◆ THE PROBLEM
For each entry, restate it word for word while omitting any image it holds.

◆ EXERCISE MATERIAL
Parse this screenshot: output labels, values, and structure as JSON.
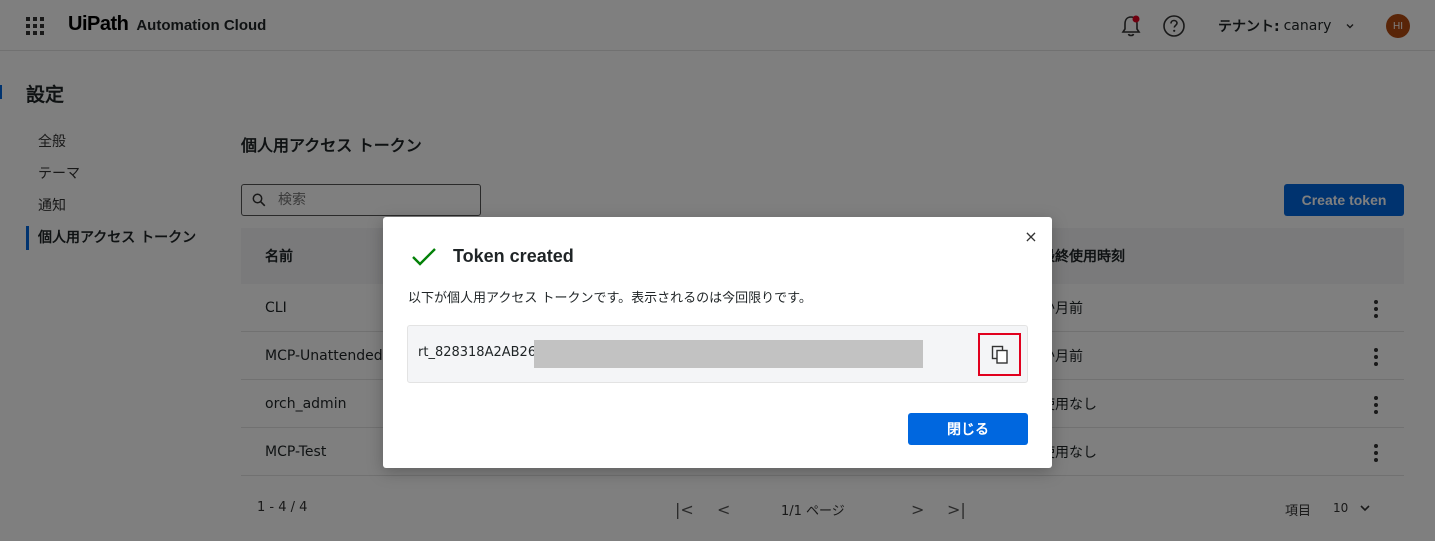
{
  "header": {
    "brand_logo": "UiPath",
    "brand_product": "Automation Cloud",
    "tenant_label": "テナント:",
    "tenant_name": "canary",
    "avatar_initials": "HI"
  },
  "page": {
    "title": "設定",
    "nav": [
      {
        "label": "全般"
      },
      {
        "label": "テーマ"
      },
      {
        "label": "通知"
      },
      {
        "label": "個人用アクセス トークン"
      }
    ],
    "section_title": "個人用アクセス トークン",
    "search_placeholder": "検索",
    "create_button": "Create token"
  },
  "table": {
    "columns": {
      "name": "名前",
      "last_used": "最終使用時刻"
    },
    "rows": [
      {
        "name": "CLI",
        "last_used": "か月前"
      },
      {
        "name": "MCP-Unattended",
        "last_used": "か月前"
      },
      {
        "name": "orch_admin",
        "last_used": "使用なし"
      },
      {
        "name": "MCP-Test",
        "last_used": "使用なし"
      }
    ]
  },
  "footer": {
    "range": "1 - 4 / 4",
    "first": "|<",
    "prev": "<",
    "page_label": "1/1 ページ",
    "next": ">",
    "last": ">|",
    "items_label": "項目",
    "items_value": "10"
  },
  "modal": {
    "close": "×",
    "title": "Token created",
    "description": "以下が個人用アクセス トークンです。表示されるのは今回限りです。",
    "token_prefix": "rt_828318A2AB26",
    "close_button": "閉じる"
  },
  "colors": {
    "primary": "#0067df",
    "success": "#038108",
    "highlight": "#e1001e",
    "notification": "#e1001e"
  }
}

◆ ANSWER BELOW
Parse this screenshot: output labels, values, and structure as JSON.
{
  "header": {
    "brand_logo": "UiPath",
    "brand_product": "Automation Cloud",
    "tenant_label": "テナント:",
    "tenant_name": "canary",
    "avatar_initials": "HI"
  },
  "page": {
    "title": "設定",
    "nav": [
      {
        "label": "全般"
      },
      {
        "label": "テーマ"
      },
      {
        "label": "通知"
      },
      {
        "label": "個人用アクセス トークン"
      }
    ],
    "section_title": "個人用アクセス トークン",
    "search_placeholder": "検索",
    "create_button": "Create token"
  },
  "table": {
    "columns": {
      "name": "名前",
      "last_used": "最終使用時刻"
    },
    "rows": [
      {
        "name": "CLI",
        "last_used": "か月前"
      },
      {
        "name": "MCP-Unattended",
        "last_used": "か月前"
      },
      {
        "name": "orch_admin",
        "last_used": "使用なし"
      },
      {
        "name": "MCP-Test",
        "last_used": "使用なし"
      }
    ]
  },
  "footer": {
    "range": "1 - 4 / 4",
    "first": "|<",
    "prev": "<",
    "page_label": "1/1 ページ",
    "next": ">",
    "last": ">|",
    "items_label": "項目",
    "items_value": "10"
  },
  "modal": {
    "close": "×",
    "title": "Token created",
    "description": "以下が個人用アクセス トークンです。表示されるのは今回限りです。",
    "token_prefix": "rt_828318A2AB26",
    "close_button": "閉じる"
  },
  "colors": {
    "primary": "#0067df",
    "success": "#038108",
    "highlight": "#e1001e",
    "notification": "#e1001e"
  }
}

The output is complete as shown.